-- Records for the task follows --

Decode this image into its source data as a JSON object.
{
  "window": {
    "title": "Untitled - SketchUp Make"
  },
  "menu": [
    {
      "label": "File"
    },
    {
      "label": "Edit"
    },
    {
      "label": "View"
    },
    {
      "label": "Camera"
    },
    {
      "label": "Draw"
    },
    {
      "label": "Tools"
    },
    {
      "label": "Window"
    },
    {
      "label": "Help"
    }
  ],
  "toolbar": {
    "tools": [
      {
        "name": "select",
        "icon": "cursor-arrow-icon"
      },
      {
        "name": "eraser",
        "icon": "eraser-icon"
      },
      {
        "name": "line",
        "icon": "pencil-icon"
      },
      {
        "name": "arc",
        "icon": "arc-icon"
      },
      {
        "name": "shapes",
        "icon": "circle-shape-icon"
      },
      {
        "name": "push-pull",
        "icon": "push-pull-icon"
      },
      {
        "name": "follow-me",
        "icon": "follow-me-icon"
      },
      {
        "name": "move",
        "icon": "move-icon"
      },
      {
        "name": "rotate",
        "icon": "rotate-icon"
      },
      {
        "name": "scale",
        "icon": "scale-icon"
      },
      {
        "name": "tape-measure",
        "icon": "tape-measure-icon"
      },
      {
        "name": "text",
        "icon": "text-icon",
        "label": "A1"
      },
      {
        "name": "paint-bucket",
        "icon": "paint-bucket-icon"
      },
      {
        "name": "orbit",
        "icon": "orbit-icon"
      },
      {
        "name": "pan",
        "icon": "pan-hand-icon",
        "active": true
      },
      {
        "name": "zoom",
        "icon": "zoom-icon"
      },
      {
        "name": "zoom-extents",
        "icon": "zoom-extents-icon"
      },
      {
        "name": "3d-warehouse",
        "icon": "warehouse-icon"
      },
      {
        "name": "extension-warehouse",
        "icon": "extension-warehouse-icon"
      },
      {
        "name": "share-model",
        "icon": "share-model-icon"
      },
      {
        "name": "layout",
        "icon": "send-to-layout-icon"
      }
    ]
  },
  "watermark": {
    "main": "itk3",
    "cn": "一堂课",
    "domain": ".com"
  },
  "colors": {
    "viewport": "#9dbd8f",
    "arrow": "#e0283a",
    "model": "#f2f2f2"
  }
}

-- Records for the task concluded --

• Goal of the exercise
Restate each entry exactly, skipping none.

• Completed exercise
Decode this image into its source data as a JSON object.
{
  "window": {
    "title": "Untitled - SketchUp Make"
  },
  "menu": [
    {
      "label": "File"
    },
    {
      "label": "Edit"
    },
    {
      "label": "View"
    },
    {
      "label": "Camera"
    },
    {
      "label": "Draw"
    },
    {
      "label": "Tools"
    },
    {
      "label": "Window"
    },
    {
      "label": "Help"
    }
  ],
  "toolbar": {
    "tools": [
      {
        "name": "select",
        "icon": "cursor-arrow-icon"
      },
      {
        "name": "eraser",
        "icon": "eraser-icon"
      },
      {
        "name": "line",
        "icon": "pencil-icon"
      },
      {
        "name": "arc",
        "icon": "arc-icon"
      },
      {
        "name": "shapes",
        "icon": "circle-shape-icon"
      },
      {
        "name": "push-pull",
        "icon": "push-pull-icon"
      },
      {
        "name": "follow-me",
        "icon": "follow-me-icon"
      },
      {
        "name": "move",
        "icon": "move-icon"
      },
      {
        "name": "rotate",
        "icon": "rotate-icon"
      },
      {
        "name": "scale",
        "icon": "scale-icon"
      },
      {
        "name": "tape-measure",
        "icon": "tape-measure-icon"
      },
      {
        "name": "text",
        "icon": "text-icon",
        "label": "A1"
      },
      {
        "name": "paint-bucket",
        "icon": "paint-bucket-icon"
      },
      {
        "name": "orbit",
        "icon": "orbit-icon"
      },
      {
        "name": "pan",
        "icon": "pan-hand-icon",
        "active": true
      },
      {
        "name": "zoom",
        "icon": "zoom-icon"
      },
      {
        "name": "zoom-extents",
        "icon": "zoom-extents-icon"
      },
      {
        "name": "3d-warehouse",
        "icon": "warehouse-icon"
      },
      {
        "name": "extension-warehouse",
        "icon": "extension-warehouse-icon"
      },
      {
        "name": "share-model",
        "icon": "share-model-icon"
      },
      {
        "name": "layout",
        "icon": "send-to-layout-icon"
      }
    ]
  },
  "watermark": {
    "main": "itk3",
    "cn": "一堂课",
    "domain": ".com"
  },
  "colors": {
    "viewport": "#9dbd8f",
    "arrow": "#e0283a",
    "model": "#f2f2f2"
  }
}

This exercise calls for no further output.